Virginia’s lawsuit challenging the Obama administration’s health care reform law cleared its first legal hurdle today as a federal judge ruled the law raises a host of complex constitutional issues. Virginia Attorney General Ken Cuccinelli claims in the lawsuit that Congress doesn’t have the authority to require citizens to buy health insurance or pay a penalty. U.S. District Judge Henry Hudson’s ruling denied the Justice Department’s attempt to have the lawsuit dismissed, saying further hearings were needed to weigh the merits of the case. An Oct. 18 hearing had previously been set.
Economic reports give stocks big start for August: The stock market began August with a huge rally after economic and earnings reports from around the world revived investors’ faith in the global recovery. The Dow Jones industrial average jumped nearly 190 points in afternoon trading. Major stock indexes all rose more than 1.5 percent.

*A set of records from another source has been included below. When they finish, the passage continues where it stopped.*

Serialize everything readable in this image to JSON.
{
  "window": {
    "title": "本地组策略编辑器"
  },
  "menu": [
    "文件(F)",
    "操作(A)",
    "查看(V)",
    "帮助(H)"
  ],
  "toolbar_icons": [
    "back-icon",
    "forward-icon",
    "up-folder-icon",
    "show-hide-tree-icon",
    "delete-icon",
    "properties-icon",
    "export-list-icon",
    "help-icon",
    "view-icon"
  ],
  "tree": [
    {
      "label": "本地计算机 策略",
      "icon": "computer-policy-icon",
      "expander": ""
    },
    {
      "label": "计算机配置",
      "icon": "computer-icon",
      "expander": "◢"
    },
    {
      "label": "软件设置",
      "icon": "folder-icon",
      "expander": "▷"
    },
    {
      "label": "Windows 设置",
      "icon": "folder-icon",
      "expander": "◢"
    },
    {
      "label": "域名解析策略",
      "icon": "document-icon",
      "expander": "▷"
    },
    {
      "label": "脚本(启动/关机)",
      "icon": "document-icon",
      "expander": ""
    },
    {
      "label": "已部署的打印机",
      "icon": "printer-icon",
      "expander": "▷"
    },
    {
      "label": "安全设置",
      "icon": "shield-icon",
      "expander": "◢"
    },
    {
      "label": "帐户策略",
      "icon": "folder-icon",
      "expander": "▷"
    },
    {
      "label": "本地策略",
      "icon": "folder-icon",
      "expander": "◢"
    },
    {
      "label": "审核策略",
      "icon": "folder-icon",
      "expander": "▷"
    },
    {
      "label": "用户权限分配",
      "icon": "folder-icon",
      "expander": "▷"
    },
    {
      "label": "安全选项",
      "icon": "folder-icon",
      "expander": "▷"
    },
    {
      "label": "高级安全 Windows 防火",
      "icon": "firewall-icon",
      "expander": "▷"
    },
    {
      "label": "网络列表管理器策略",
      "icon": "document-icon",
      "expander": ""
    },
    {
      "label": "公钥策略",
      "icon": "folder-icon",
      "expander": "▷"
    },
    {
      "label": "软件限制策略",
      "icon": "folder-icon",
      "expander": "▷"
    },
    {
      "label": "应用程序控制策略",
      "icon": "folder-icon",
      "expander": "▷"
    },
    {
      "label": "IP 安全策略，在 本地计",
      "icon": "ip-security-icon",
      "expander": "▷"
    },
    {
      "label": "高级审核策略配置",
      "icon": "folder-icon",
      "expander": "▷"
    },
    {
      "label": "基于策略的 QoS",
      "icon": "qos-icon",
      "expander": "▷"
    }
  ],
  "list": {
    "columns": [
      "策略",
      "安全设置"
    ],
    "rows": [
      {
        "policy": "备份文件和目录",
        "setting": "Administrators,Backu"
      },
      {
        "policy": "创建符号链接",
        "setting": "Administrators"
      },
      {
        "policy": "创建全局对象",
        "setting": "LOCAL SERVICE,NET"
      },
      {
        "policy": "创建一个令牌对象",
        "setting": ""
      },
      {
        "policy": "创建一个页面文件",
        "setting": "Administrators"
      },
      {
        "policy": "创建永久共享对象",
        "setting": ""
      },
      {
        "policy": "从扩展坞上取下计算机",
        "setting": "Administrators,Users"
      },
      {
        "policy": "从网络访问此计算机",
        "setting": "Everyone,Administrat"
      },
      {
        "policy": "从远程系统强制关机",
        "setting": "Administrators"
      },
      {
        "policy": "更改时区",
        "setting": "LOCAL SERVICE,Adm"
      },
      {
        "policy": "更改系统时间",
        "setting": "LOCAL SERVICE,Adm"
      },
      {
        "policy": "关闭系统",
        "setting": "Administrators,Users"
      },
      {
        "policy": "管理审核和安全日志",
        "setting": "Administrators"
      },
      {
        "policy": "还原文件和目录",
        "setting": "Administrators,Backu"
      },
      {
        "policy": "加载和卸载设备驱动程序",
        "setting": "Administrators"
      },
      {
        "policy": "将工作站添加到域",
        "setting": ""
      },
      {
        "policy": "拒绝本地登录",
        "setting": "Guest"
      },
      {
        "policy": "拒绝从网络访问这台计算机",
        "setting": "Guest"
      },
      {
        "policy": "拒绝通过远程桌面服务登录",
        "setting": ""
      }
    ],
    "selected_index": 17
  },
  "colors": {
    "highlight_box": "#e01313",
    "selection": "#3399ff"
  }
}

Bad Russian wheat harvest boosts U.S. farmers: A severe drought destroyed one-fifth of the wheat crop in Russia, the world’s third-largest exporter, and now wildfires are sweeping in to finish off some of the fields that remained. Expectations that Russia will slash exports by at least 30 percent have sent wheat prices soaring, and this is good news for farmers in the world’s largest wheat exporter — the United States. The higher wheat prices may mean that Americans and Europeans pay slightly more for bread, but the bigger burden will fall on people in the Middle East, Africa and parts of Asia, analysts say.
Manufacturing grows for 12th straight month: U.S. manufacturing grew for a 12th straight month in July, providing a boost to the slowing economic recovery. And many manufacturers said they are willing to hire, a sign that the industry could help ease the nation’s high unemployment rate in the months ahead. The latest report from the Institute for Supply Management did note today that manufacturing growth has cooled in the past three months. But much of that was expected.
Fed chief sees long road back to economic health: The nation faces a long road to get back to good economic health, Federal Reserve Chairman Ben Bernanke said today. Bernanke said progress is being made after the deepest recession since the 1930s. The worst of the financial crisis is behind the nation and the economy is growing again, he pointed out.
Government trims borrowing estimate for this year: The Treasury Department has further trimmed its estimates of the amount of borrowing it will need to do this year as an improving economy has boosted tax revenues and cut spending needs more than previously expected. Treasury says that it now expects to borrow $1.438 trillion this year, still the second-highest amount in history. But that is down by 19.5 percent from last year’s all-time record in borrowing of $1.786 trillion.
sponsored According to two 2015 surveys, 62 percent of Americans do not have enough savings to handle an unexpected emergency, much less any long-term plans.